- 2 handfuls of whatever mushrooms you fancy
- ¼ cup chopped pecans (walnuts would work well to)
- salt and pepper to taste
- Preheat your oven to 180/350. Cut your butternut squash in half, deseed it, and put it face down on a baking sheet and let roast, as is, for about 45 minutes. Take it out of the oven and let cool (you can do this earlier in the day or the day ahead).
- Wash and chop the leek, heat about 1-2 tbsp of fat (butter/coconut oil/duck fat- I have a preference for duck fat) in a large pot and add the leek and dried thyme. Let it sweat on medium heat for a few minutes, stirring occasionally, until it becomes translucent.
- Spoon all the flesh from the squash into the pan, add one small peeled apple, and pour the broth in the pot. Cover and let it come to a boil on medium heat.
- While your waiting for your ingredients to head up, in a medium sized frying pan, heat the rest of your fat (a tbsp of butter is really best, flavour-wise) and add the sage leaves, on low heat. Let the sage get nicely coated and add the chopped mushrooms. Don’t stir them around a lot, be patient and let them sweat for a few minutes. When they’re half done, add half of the other apple, chopped fine (not necessarily peeled), as well as the chopped pecans. Stir it around once or twice, and turn the head off when the apple is soft, about 3-5 more minutes.
- Once your soup is hot, remove from heat and use a hand mixer (be CAREFUL with these things- I still have no feeling in my left index finger from an unfortunate incident 2 years ago!) or pour everything into a food processor and mix until smooth.

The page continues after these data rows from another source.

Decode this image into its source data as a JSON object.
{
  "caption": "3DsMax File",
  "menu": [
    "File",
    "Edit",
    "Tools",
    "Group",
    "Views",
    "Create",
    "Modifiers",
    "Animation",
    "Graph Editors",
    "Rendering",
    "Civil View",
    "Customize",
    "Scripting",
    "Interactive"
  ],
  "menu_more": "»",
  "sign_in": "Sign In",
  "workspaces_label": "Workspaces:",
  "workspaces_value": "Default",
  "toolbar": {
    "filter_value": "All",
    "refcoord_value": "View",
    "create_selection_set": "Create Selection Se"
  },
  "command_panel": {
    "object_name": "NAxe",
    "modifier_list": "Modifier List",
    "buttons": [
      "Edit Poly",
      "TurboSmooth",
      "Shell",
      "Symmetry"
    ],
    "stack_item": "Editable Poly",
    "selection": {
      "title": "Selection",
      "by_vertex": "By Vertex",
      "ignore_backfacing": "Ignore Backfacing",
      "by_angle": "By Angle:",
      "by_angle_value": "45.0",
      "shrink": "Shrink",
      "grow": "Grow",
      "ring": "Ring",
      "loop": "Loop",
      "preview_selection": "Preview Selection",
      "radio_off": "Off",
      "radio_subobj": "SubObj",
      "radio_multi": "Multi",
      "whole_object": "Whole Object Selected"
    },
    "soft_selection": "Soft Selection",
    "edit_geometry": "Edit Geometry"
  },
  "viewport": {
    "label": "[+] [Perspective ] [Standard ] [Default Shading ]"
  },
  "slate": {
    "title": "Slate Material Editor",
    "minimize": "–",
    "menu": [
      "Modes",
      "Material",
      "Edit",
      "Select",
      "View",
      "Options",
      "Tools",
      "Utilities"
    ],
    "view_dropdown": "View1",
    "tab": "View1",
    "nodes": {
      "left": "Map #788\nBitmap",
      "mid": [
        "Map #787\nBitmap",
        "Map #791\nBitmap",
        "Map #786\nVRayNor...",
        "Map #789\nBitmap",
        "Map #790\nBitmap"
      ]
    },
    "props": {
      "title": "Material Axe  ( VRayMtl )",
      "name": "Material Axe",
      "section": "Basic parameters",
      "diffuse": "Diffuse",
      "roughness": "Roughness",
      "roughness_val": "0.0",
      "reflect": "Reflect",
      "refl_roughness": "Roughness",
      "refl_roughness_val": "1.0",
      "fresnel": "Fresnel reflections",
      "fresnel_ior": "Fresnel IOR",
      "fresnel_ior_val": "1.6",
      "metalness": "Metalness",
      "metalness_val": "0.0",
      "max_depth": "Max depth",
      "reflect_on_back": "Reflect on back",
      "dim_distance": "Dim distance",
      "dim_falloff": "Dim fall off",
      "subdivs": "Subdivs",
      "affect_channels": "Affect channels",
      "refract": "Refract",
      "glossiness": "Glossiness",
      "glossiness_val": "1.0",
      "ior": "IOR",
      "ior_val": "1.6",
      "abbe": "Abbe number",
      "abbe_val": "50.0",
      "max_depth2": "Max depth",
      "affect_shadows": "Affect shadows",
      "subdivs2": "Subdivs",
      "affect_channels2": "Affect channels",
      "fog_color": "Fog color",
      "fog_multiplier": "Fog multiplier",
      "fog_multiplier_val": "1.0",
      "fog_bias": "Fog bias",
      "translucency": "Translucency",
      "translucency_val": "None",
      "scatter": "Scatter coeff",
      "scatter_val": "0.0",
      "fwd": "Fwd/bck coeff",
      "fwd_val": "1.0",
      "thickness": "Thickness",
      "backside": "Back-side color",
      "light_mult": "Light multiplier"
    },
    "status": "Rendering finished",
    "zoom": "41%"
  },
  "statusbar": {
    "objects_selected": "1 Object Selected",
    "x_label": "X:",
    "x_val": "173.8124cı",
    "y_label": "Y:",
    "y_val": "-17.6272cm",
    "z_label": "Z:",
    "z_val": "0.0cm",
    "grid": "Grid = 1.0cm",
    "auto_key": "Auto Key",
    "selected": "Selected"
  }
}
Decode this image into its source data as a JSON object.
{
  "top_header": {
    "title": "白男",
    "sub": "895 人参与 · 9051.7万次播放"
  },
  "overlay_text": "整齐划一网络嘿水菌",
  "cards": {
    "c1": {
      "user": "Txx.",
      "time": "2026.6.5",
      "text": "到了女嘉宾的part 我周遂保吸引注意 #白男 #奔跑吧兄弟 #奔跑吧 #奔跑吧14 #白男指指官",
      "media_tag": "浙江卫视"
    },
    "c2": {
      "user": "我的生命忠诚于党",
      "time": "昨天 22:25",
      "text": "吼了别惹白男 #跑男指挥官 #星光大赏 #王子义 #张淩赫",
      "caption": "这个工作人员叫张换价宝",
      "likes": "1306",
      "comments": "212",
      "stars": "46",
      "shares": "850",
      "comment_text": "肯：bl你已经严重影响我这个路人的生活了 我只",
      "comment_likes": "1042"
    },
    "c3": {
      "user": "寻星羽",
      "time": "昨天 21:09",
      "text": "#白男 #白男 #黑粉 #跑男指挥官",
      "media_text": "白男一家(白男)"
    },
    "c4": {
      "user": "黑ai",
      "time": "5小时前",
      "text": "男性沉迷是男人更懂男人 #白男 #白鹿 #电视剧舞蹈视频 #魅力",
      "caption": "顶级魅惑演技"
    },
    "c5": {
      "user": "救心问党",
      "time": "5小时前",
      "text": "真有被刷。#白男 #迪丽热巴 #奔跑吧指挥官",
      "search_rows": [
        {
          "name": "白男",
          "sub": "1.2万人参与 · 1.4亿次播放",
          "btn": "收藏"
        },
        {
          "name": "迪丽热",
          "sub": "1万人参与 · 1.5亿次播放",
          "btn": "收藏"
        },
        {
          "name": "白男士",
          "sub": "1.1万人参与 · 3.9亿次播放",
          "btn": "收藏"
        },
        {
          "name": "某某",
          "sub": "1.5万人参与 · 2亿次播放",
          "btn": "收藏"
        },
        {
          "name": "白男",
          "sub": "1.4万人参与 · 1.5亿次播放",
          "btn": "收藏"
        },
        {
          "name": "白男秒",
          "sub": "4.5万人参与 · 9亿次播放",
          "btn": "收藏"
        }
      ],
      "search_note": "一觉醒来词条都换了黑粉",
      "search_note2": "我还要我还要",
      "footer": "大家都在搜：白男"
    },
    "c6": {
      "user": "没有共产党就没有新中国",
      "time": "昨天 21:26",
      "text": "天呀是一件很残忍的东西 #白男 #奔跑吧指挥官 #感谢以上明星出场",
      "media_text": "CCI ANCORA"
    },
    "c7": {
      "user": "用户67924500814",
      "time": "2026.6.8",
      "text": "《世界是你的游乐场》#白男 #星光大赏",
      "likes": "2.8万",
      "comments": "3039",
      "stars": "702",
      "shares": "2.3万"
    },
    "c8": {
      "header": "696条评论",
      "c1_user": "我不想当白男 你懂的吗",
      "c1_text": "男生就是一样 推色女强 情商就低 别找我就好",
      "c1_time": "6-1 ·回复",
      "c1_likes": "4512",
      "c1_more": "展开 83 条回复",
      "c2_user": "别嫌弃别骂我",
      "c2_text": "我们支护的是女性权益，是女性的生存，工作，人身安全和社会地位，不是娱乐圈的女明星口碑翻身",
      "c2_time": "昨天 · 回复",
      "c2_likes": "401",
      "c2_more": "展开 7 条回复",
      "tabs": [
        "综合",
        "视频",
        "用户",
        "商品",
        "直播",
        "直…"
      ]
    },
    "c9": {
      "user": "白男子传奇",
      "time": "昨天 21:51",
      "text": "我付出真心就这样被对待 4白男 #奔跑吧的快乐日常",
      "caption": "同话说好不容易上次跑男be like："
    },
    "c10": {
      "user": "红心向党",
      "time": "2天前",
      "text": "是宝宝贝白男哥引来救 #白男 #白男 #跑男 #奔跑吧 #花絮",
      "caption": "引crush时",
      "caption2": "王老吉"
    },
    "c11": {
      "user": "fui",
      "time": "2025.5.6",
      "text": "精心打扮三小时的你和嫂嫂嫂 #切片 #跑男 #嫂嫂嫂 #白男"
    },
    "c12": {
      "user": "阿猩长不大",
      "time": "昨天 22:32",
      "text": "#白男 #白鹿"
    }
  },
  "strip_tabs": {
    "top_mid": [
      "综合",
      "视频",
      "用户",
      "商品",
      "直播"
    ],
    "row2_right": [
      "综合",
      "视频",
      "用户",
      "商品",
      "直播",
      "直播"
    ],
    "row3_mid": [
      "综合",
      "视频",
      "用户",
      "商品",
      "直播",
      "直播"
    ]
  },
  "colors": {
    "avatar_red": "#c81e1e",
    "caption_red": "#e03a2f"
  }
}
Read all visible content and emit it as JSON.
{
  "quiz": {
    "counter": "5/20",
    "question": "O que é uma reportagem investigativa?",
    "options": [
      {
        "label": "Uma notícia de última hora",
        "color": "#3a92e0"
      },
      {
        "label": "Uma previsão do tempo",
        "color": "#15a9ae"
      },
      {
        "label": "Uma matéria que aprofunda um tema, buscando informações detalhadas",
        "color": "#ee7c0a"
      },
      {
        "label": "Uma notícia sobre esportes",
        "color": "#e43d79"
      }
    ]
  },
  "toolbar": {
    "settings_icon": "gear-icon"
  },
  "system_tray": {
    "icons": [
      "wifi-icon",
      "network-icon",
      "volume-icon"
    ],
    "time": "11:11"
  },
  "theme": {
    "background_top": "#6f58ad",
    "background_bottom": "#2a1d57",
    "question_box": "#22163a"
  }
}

- Transfer into bowls and top with a few spoons of the mushroom/apple mixture and dig in to a bowl of cozy, velvety love. I swear that’s exactly what it tastes like! (it also reminds me a little of stuffing, without the lethargy afterwards).
A note on broth: I make a few litres of bone broth about 1-2 times a week. It is dead easy and really deserves a post all on its own (that I’ll try and get around to doing in the nearish future!). It is really worth the effort to develop the habit of making broth, especially if you have gut issues- diarrhea, constipation, inflammation- this stuff really calms you down and being full of collagen, is instrumental in healing the lining of your gut wall. Sexy right? If that’s not enough to motivate you, it really will help improve the tone of your skin and help give you a nice glow.
In a different life, I relied on bouillon cubes (GASP!!) to flavour stews and soups, but it just isn’t worth it. They are full of salt and additives that generally feed candida, most often they have gluten as well. When you consider how beneficial, and how much better tasting the real stuff is, it seems like a no-brainer. If you have leftover bones from a roast chicken, or even some thighs, or if you have a butcher where you can get a few bones from a happily raised cow, do it- there is a little more to it than this, but essentially you just need to let it simmer with a whole lot of water and a pinch of salt for several hours and you’ve got yourself an amazing soup base. So do it! I dare you!